• [Information supplied]
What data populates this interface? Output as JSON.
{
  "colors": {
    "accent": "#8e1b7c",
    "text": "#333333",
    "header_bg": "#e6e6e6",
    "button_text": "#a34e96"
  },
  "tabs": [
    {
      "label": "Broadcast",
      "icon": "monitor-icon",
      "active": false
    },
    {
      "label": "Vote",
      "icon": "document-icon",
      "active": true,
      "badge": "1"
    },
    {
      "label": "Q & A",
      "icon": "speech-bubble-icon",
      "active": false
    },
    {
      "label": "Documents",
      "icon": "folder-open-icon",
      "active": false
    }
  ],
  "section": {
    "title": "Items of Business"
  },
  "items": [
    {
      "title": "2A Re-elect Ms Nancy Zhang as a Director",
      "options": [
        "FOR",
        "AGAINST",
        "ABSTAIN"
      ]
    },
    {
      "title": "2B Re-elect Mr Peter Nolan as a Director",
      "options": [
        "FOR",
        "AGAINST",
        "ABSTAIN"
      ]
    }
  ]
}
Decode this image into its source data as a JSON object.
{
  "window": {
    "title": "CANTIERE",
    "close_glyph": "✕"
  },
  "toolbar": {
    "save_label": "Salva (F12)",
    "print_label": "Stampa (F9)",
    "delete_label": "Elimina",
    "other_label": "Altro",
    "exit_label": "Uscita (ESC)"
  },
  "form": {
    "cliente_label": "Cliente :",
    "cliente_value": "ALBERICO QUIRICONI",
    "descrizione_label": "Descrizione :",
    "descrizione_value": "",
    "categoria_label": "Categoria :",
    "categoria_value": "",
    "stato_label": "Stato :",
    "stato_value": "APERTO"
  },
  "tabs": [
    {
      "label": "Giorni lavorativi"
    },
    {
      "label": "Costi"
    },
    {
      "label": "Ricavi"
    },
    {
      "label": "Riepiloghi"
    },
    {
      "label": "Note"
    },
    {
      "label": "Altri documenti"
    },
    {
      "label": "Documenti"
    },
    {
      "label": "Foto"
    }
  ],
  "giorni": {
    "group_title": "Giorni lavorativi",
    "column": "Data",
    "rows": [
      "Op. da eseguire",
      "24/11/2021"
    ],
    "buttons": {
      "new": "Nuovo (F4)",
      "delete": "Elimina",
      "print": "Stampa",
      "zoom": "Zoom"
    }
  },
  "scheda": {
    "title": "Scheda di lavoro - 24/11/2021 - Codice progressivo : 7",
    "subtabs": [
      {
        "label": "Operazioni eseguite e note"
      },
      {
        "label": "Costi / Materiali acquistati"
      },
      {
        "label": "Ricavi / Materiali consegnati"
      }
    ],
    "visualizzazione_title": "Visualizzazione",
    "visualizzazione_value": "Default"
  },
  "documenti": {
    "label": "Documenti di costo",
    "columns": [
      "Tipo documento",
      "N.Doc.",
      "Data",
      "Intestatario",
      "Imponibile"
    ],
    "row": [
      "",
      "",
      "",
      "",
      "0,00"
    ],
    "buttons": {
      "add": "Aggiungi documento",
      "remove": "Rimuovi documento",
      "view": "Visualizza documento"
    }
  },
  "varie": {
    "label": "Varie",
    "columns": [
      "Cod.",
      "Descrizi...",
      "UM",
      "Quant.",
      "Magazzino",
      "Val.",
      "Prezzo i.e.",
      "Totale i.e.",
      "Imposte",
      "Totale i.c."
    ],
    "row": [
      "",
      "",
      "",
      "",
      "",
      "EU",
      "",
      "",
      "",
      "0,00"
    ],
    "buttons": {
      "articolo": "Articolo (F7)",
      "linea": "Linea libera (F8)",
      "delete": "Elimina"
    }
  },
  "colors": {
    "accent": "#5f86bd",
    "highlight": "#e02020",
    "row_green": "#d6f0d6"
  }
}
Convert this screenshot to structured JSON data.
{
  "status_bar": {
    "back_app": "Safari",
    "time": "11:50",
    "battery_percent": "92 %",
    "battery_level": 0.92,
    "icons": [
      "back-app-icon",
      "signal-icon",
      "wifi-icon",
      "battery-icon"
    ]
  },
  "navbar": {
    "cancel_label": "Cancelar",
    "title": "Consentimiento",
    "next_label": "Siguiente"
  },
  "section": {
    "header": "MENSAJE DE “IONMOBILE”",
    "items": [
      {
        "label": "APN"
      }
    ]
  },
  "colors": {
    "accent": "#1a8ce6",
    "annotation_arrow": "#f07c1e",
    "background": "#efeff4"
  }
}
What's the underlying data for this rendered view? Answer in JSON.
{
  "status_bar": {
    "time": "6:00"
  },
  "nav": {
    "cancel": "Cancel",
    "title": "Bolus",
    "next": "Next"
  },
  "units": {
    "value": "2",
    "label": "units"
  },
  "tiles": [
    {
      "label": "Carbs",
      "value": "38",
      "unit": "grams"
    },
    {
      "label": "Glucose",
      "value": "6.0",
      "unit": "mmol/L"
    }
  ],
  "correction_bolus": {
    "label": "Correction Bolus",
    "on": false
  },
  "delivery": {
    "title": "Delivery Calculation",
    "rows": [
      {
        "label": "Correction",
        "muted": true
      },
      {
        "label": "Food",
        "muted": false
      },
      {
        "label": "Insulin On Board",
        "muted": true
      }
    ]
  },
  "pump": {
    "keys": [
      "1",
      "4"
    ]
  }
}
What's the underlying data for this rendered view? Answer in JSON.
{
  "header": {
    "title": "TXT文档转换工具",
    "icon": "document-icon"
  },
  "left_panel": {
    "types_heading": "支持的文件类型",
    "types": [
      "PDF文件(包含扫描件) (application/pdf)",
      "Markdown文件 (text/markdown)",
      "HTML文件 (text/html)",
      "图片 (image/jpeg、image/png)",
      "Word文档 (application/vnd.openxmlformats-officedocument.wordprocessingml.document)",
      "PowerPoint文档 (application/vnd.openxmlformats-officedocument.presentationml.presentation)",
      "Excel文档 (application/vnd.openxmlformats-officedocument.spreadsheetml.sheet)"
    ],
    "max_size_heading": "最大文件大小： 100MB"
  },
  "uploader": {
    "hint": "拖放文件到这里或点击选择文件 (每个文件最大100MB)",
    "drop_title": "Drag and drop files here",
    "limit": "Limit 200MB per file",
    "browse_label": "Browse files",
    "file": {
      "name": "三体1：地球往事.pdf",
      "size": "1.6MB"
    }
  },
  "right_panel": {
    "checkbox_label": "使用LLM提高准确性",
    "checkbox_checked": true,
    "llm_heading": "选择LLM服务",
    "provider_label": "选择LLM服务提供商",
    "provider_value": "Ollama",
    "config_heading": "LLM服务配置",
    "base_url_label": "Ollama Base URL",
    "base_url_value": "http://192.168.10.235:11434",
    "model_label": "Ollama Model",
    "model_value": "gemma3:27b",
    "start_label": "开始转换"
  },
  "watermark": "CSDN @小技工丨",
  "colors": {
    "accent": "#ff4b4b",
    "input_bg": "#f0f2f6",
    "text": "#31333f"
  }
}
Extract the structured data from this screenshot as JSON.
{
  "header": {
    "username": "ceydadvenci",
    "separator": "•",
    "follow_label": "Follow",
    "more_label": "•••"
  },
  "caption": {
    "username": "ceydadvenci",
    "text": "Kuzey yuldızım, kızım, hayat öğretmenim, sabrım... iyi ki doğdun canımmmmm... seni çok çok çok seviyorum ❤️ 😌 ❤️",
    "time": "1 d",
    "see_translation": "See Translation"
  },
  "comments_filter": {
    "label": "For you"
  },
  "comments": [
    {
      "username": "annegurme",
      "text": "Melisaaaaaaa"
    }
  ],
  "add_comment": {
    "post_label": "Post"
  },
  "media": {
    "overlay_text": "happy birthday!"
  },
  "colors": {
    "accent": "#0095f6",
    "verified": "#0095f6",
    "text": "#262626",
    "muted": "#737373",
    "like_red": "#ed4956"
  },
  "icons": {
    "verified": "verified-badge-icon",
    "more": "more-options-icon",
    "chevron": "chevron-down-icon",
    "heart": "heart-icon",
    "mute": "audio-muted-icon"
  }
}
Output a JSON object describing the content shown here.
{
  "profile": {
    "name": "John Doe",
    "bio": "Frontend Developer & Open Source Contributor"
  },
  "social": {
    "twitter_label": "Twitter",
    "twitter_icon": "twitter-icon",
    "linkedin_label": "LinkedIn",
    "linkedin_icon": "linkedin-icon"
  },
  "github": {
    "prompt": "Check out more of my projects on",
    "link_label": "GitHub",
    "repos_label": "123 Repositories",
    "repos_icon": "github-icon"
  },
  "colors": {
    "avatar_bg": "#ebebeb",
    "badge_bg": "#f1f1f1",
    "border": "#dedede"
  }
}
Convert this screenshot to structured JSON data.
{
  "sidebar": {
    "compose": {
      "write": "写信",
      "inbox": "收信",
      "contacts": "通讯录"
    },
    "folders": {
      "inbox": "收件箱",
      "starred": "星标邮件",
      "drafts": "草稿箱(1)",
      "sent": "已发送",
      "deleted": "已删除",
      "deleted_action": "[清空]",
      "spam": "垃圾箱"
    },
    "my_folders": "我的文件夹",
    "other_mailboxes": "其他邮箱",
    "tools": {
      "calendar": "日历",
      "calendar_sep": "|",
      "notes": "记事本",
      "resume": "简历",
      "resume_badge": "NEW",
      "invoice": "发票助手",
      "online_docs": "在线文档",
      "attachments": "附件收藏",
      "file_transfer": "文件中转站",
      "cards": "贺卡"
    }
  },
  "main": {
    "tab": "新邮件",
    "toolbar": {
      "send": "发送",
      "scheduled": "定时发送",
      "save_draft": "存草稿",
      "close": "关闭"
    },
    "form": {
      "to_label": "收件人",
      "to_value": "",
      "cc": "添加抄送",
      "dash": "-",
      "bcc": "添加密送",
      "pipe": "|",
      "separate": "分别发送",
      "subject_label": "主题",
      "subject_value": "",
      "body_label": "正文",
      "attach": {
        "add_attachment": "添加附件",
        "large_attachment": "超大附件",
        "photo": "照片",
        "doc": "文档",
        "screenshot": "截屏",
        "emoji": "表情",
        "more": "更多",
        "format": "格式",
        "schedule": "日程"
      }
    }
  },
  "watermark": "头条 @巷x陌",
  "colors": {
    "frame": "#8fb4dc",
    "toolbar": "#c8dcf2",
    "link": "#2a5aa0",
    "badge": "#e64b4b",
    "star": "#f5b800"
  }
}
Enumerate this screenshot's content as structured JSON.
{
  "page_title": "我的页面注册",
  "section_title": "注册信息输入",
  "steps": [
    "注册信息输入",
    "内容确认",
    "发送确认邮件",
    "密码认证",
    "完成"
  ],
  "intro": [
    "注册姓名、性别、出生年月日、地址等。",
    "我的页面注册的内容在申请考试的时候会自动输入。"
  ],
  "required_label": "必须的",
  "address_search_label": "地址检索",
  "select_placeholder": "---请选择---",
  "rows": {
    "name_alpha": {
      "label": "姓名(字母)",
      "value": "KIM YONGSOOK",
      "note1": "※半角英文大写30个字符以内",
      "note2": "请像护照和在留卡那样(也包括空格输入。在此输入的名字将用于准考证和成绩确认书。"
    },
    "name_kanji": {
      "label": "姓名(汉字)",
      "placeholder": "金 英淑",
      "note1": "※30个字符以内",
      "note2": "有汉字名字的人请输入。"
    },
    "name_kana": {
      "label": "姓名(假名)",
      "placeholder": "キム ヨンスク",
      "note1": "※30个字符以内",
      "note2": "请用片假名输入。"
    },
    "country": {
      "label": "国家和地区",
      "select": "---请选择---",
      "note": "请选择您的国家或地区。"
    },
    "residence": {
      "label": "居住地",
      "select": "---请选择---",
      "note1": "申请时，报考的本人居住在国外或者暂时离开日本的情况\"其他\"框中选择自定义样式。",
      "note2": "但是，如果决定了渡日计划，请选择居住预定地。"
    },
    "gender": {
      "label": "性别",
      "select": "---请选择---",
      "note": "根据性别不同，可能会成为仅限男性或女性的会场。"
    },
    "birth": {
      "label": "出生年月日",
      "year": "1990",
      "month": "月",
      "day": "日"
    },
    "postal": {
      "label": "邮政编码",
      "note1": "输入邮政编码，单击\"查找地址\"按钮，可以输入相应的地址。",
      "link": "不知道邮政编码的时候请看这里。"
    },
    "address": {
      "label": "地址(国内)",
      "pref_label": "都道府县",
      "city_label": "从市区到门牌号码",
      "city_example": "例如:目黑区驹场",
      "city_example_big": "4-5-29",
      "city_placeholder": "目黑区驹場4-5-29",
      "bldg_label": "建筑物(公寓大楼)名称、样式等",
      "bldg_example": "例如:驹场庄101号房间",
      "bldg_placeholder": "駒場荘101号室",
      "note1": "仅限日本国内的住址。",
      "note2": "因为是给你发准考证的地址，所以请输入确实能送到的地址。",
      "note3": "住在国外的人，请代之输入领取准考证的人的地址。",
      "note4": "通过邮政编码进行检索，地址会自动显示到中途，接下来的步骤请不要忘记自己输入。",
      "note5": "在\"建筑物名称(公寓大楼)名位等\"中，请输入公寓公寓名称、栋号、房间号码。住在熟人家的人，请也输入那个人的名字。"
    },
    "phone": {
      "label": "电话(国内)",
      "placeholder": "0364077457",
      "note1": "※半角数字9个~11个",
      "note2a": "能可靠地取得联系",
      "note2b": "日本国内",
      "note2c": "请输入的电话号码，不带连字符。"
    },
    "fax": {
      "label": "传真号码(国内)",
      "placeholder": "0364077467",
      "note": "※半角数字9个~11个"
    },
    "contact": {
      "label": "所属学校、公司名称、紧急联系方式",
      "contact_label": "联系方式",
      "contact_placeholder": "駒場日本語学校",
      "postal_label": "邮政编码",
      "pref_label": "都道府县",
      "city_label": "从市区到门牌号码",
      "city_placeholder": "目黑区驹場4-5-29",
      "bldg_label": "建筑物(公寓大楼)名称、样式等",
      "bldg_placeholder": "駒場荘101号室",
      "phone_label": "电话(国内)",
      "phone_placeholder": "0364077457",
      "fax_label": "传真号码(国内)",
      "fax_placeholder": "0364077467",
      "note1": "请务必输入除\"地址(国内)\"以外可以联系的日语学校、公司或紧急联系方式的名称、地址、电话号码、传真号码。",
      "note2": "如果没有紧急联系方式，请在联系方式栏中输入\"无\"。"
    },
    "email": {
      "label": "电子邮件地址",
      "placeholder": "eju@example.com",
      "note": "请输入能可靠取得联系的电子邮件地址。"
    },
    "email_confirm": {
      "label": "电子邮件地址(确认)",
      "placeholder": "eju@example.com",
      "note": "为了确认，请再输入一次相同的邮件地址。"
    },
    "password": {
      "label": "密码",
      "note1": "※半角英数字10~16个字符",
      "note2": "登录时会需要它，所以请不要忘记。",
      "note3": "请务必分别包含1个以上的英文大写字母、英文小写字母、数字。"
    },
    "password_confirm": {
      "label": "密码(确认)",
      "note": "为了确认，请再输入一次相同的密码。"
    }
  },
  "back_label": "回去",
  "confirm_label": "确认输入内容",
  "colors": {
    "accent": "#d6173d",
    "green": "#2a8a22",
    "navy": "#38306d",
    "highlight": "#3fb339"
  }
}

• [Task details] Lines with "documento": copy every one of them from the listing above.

• [Response area]
      "Tipo documento",
      "add": "Aggiungi documento",
      "remove": "Rimuovi documento",
      "view": "Visualizza documento"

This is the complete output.